Then came Broadway, and the five Tony Awards for Best Leading Actress in a Musical (Gypsy, Mame, Sweeney Todd, etc.)
And after that, once again discrediting Scott Fitzgerald’s comment about there being no second acts in American lives, there was TV, Murder She Wrote, and 18 Emmy nominations. (But, amazingly, no wins!)
In the picture above, which I’m sure was totally spontaneous and not at all staged for the camera, Lansbury takes a break from her role as Princess Gwendolyn in Danny Kaye’s The Court Jester—“The pellet with the poison’s in the vessel with the pestle; the chalice from the palace has the brew that is true!”—to munch an anachronistic hamburger. Her lunch companion was Basil Rathbone. It was 60 years ago. The term “babelicious” had not yet been coined in that primitive time. It should have been.
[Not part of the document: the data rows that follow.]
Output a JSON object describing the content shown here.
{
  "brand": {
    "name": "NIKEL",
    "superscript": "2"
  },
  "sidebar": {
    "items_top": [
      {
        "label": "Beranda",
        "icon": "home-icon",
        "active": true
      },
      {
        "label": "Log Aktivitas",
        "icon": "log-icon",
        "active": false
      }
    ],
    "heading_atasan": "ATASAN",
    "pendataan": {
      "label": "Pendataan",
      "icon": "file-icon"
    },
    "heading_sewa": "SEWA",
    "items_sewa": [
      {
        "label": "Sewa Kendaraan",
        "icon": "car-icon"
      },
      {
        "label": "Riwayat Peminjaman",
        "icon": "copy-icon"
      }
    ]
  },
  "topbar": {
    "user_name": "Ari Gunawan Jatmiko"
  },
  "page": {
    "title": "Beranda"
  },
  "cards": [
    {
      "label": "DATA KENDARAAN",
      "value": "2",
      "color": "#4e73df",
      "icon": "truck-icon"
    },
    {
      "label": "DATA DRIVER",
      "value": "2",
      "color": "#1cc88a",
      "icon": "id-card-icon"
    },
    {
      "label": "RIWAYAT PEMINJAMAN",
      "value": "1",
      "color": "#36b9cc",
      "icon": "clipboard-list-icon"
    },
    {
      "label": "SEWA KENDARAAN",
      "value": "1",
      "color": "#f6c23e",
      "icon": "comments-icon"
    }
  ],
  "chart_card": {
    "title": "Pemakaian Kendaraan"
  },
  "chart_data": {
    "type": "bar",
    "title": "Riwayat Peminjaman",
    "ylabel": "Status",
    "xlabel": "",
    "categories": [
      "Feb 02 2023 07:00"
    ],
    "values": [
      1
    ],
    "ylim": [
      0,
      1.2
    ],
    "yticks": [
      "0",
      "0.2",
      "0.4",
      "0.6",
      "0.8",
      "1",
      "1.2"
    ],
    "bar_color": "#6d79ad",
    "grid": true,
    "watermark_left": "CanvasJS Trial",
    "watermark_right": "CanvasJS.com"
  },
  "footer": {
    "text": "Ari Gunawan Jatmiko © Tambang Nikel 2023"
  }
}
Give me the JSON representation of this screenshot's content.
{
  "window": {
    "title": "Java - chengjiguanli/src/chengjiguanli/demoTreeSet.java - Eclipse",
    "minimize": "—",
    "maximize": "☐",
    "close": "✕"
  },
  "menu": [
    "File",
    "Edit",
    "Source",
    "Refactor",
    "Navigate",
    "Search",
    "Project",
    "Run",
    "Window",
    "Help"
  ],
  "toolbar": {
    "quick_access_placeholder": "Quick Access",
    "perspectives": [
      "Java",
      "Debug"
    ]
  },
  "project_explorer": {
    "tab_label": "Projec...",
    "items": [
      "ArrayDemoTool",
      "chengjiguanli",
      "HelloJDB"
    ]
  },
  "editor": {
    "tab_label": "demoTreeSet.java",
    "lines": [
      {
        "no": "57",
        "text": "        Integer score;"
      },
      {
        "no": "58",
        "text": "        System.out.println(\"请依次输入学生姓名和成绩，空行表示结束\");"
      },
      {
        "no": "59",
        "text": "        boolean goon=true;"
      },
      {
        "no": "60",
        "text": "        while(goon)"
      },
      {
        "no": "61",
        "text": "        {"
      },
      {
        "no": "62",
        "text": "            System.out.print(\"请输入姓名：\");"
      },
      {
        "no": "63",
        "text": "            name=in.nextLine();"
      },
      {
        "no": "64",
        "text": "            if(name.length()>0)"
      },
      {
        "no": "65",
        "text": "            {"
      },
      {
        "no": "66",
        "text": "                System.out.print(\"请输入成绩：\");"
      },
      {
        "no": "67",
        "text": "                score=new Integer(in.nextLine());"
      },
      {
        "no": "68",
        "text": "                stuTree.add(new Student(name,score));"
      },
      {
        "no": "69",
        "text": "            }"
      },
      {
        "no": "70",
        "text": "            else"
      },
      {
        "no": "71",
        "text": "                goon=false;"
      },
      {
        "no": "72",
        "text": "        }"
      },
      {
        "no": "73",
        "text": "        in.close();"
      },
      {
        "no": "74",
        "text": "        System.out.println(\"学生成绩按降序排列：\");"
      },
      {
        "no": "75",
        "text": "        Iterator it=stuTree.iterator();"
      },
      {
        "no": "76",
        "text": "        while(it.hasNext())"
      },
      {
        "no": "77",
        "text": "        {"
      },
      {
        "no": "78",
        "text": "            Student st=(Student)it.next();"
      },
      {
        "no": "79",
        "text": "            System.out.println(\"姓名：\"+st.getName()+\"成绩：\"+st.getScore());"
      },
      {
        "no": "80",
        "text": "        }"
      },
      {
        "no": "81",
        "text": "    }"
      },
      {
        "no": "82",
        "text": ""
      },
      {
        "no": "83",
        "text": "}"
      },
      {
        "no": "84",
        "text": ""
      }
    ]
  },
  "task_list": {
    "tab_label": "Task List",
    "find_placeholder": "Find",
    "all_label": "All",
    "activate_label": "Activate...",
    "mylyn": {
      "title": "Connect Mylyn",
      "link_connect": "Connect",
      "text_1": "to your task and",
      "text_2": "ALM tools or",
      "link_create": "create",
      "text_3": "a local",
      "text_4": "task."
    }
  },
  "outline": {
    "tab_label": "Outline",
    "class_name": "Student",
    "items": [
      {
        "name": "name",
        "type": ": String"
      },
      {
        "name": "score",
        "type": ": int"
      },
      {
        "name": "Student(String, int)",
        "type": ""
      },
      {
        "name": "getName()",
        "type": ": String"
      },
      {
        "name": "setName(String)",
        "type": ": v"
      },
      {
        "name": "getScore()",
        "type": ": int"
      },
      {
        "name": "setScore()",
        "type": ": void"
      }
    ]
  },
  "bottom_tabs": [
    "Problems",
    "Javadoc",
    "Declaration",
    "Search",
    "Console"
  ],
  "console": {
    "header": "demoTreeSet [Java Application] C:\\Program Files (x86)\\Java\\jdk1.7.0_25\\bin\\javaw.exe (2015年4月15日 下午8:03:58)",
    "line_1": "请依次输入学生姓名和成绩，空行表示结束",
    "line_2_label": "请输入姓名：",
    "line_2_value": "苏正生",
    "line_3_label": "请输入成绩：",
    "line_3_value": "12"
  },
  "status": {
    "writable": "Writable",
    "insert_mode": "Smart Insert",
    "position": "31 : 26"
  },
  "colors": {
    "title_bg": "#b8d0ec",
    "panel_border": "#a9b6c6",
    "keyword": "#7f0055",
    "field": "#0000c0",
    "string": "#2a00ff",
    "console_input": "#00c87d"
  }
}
Last night, a revival of Noël Coward’s Blithe Spirit opened in Los Angeles, starring the now 89-year-old Angela Lansbury as “Madame Arcati.” The play moves to San Francisco in January, Toronto in February, and Washington in March. In DC, it will play at the National Theatre, where Lansbury made her first pre-Broadway stage debut, a couple of years after that picture was taken.
I’m getting my ticket today.